In Singapore: We’ve been part of several different “book club” circles with friends, either in person or more recently online, where the children have all read a similar book (or series of books like Le Le Chinese) and then met weekly to take it in turns reading, and playing games / answering questions related to the books. These have always been fun, but really require the dedication of a parent (or teacher) who can fluently speak the language and passionately share it with the children. It’s certainly an interesting option if you can find a great person to lead it!
Online: We’ve done a series of Chinse debate online classes through Bilin Academy – they have classes for intermediate and beginners, including lower primary. They feature a new topic in each class and assist the child to construct their thinking framework. I feel it’s a super way for a child to learn about public speaking and argument formation, and doing classes in Chinese is much cheaper than the equivalent English alternatives!

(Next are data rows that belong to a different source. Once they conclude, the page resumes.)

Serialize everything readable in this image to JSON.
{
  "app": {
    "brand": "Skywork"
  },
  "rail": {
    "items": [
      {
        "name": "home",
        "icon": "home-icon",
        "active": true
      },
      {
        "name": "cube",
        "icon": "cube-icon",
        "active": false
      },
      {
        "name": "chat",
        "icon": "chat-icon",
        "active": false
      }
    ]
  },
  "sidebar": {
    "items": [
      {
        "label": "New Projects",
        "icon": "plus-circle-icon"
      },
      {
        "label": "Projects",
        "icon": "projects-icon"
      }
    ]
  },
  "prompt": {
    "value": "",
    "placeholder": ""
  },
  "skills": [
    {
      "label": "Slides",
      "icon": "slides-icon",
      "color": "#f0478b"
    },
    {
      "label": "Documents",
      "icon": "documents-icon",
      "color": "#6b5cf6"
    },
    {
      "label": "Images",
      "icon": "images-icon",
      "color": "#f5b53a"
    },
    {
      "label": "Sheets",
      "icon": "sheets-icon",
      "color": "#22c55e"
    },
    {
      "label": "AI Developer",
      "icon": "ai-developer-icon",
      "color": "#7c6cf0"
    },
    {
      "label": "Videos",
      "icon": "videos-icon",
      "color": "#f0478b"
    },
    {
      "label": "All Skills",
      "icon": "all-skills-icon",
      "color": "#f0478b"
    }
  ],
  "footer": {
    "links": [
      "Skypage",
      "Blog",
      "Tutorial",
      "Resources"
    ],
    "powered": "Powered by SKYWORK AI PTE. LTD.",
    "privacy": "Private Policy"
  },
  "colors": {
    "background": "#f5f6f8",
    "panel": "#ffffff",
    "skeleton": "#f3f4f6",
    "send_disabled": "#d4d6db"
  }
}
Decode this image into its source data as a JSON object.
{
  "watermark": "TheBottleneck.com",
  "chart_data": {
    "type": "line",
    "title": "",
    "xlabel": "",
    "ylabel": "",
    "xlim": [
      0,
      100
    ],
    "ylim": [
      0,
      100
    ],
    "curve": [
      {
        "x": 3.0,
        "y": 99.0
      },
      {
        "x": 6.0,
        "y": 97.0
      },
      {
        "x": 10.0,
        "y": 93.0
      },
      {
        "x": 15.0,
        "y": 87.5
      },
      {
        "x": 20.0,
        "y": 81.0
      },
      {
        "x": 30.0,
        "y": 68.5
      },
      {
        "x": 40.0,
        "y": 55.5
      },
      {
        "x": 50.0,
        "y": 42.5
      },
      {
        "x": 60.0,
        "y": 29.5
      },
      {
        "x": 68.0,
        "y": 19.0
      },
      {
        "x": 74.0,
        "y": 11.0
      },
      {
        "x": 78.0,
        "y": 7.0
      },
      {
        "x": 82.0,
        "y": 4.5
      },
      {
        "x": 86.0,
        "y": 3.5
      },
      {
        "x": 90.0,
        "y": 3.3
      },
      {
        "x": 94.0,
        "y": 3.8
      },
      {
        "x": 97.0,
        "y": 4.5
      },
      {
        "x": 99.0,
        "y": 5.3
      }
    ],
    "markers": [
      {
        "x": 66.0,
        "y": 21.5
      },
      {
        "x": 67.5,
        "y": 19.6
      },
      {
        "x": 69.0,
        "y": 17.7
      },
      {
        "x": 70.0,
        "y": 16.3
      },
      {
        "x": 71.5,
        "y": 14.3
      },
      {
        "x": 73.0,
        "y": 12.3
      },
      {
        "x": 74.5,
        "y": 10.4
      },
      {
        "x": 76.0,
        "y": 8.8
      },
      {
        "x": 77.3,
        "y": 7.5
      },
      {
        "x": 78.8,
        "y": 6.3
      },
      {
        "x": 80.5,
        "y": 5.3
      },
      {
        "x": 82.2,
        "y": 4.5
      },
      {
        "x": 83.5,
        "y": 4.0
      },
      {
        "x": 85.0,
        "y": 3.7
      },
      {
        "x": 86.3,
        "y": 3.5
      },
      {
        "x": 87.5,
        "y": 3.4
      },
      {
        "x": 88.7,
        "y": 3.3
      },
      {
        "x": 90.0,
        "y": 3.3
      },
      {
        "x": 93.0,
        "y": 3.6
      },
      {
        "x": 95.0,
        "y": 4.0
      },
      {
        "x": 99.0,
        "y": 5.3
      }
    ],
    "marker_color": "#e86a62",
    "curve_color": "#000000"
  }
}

There’s another online debating option that we haven’t tried which is for upper primary school and secondary children that looks interesting looking called Children’s debating group in the US run by the inspirational bilingual blogger Oliver Tu.
Summer Camps and Holiday Camps in Chinese
Another really fun idea is holiday camps in Chinese during the School holidays – where kids go on excursions, cook, do sports and play games and generally have loads of fun, fully in Chinese. There are usually so many to choose from! I’m really hoping that the virus situation will improve enough to make Summer and Winter Camps (ironic words I know given it’s in Singapore where there’s only one season!) an option for our family again soon.
If you’ve come here hoping to find more conventional or conversational Chinese class options online, we’ve also done this through the COVID lockdown, and I’ve compared a few options for online Chinese classes for children at in earlier post here.
For those not in Singapore, look at this list by Betty Choi of CHALK Academy of other non-academic classes for children online and in USA.
I’m always looking for more way to slip fun Chinese into our day-to-day routines! What classes have your family tried and enjoyed?
By the way, if you got to the end of this post and are still reading, perhaps you might be interested in some other posts I have written about learning Chinese, such as: